It was another bit of collateral damage that Armstrong said he wasn't prepared to deal with.
"I saw my son defending me and saying, 'That's not true. What you're saying about my dad is not true,'" Armstrong recalled.
"That's when I knew I had to tell him."
Armstrong was near tears at that point, referring to 13-year-old Luke, the oldest of his five children. It came just past the midpoint of an hourlong broadcast, a day after the disgraced cycling champion admitted using performance-enhancing drugs
when he won seven straight Tour de France titles.
Critics said he hadn't been contrite enough in the first half of the interview, taped Monday, but Armstrong seemed to lose his composure when Winfrey zeroed in on the emotional drama involving his personal life.
"What did you say?" Winfrey asked.
"I said, 'Listen, there's been a lot of questions about your dad. My career. Whether I doped or did not dope. I've always denied that and I've always been ruthless and defiant about that. You guys have seen that. That's probably why you trusted me on it.' Which makes it even sicker," Armstrong said.
"And uh, I told Luke, I said," and here Armstrong paused for a long time to collect himself, "I said, 'Don't defend me anymore. Don't.'"
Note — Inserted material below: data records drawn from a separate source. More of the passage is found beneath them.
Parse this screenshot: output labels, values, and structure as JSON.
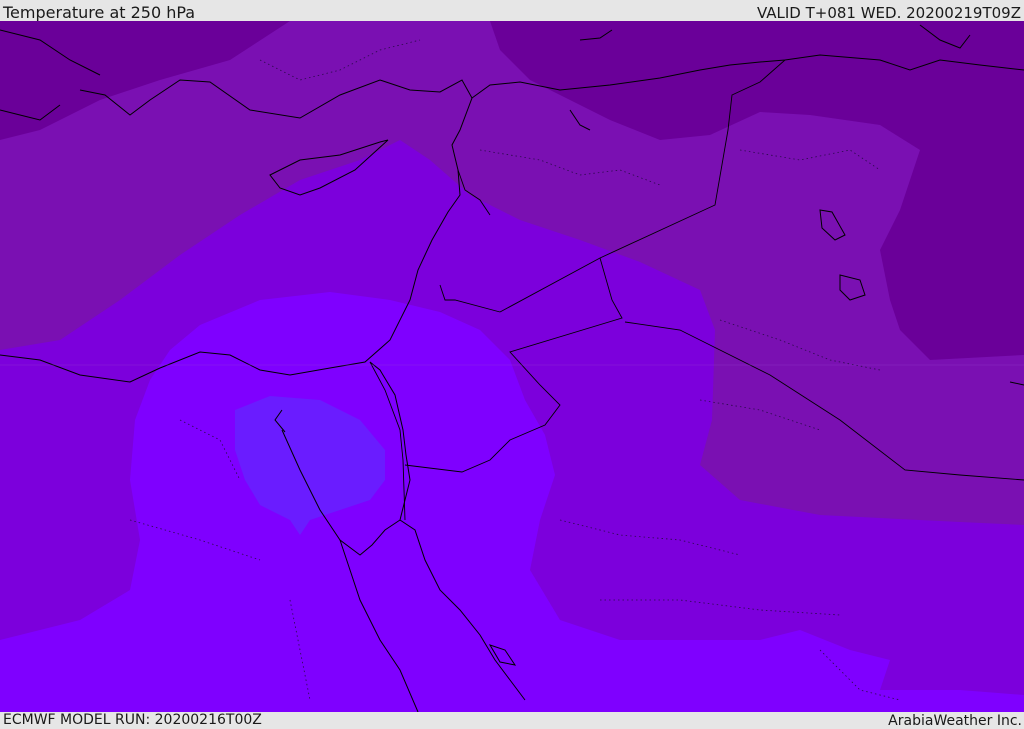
{
  "header": {
    "title": "Temperature at 250 hPa",
    "valid_time": "VALID T+081 WED. 20200219T09Z"
  },
  "footer": {
    "model_run": "ECMWF MODEL RUN: 20200216T00Z",
    "credit": "ArabiaWeather Inc."
  },
  "colors": {
    "darkest": "#6a0099",
    "dark": "#7a10b2",
    "mid": "#7c00dc",
    "light": "#7f00ff",
    "lightest": "#6a1cff",
    "border": "#000000",
    "chrome": "#e6e6e6"
  }
}
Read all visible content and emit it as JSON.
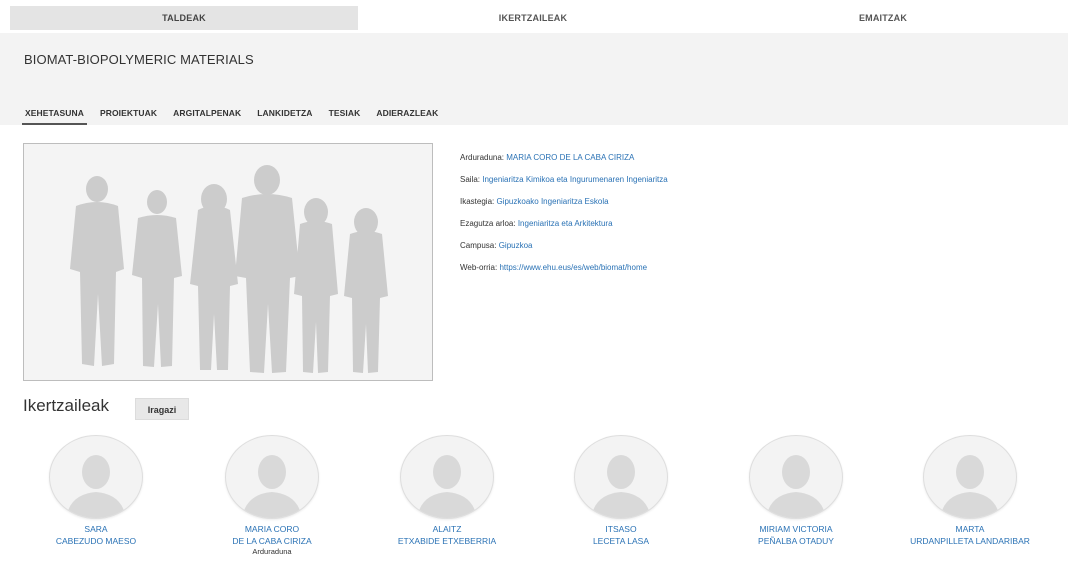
{
  "topnav": {
    "tabs": [
      {
        "label": "TALDEAK",
        "active": true
      },
      {
        "label": "IKERTZAILEAK",
        "active": false
      },
      {
        "label": "EMAITZAK",
        "active": false
      }
    ]
  },
  "group": {
    "title": "BIOMAT-BIOPOLYMERIC MATERIALS",
    "subtabs": [
      "XEHETASUNA",
      "PROIEKTUAK",
      "ARGITALPENAK",
      "LANKIDETZA",
      "TESIAK",
      "ADIERAZLEAK"
    ]
  },
  "details": {
    "rows": [
      {
        "label": "Arduraduna:",
        "value": "MARIA CORO DE LA CABA CIRIZA"
      },
      {
        "label": "Saila:",
        "value": "Ingeniaritza Kimikoa eta Ingurumenaren Ingeniaritza"
      },
      {
        "label": "Ikastegia:",
        "value": "Gipuzkoako Ingeniaritza Eskola"
      },
      {
        "label": "Ezagutza arloa:",
        "value": "Ingeniaritza eta Arkitektura"
      },
      {
        "label": "Campusa:",
        "value": "Gipuzkoa"
      },
      {
        "label": "Web-orria:",
        "value": "https://www.ehu.eus/es/web/biomat/home"
      }
    ]
  },
  "researchers": {
    "heading": "Ikertzaileak",
    "filter_label": "Iragazi",
    "items": [
      {
        "line1": "SARA",
        "line2": "CABEZUDO MAESO",
        "role": ""
      },
      {
        "line1": "MARIA CORO",
        "line2": "DE LA CABA CIRIZA",
        "role": "Arduraduna"
      },
      {
        "line1": "ALAITZ",
        "line2": "ETXABIDE ETXEBERRIA",
        "role": ""
      },
      {
        "line1": "ITSASO",
        "line2": "LECETA LASA",
        "role": ""
      },
      {
        "line1": "MIRIAM VICTORIA",
        "line2": "PEÑALBA OTADUY",
        "role": ""
      },
      {
        "line1": "MARTA",
        "line2": "URDANPILLETA LANDARIBAR",
        "role": ""
      }
    ]
  },
  "colors": {
    "link": "#2a72b5",
    "band": "#f3f3f3",
    "active_tab": "#e4e4e4",
    "silhouette": "#cccccc"
  }
}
Lance Armstrong came clean to the American public on Thursday night when he admitted to Oprah Winfrey that he used performance enhancing drugs in each of his seven Tour de France wins. But was he really being truthful? After so many lies, its difficult to believe him now. And a host of body language experts have already examined Armstrongs non-verbal communication to make their own determinations.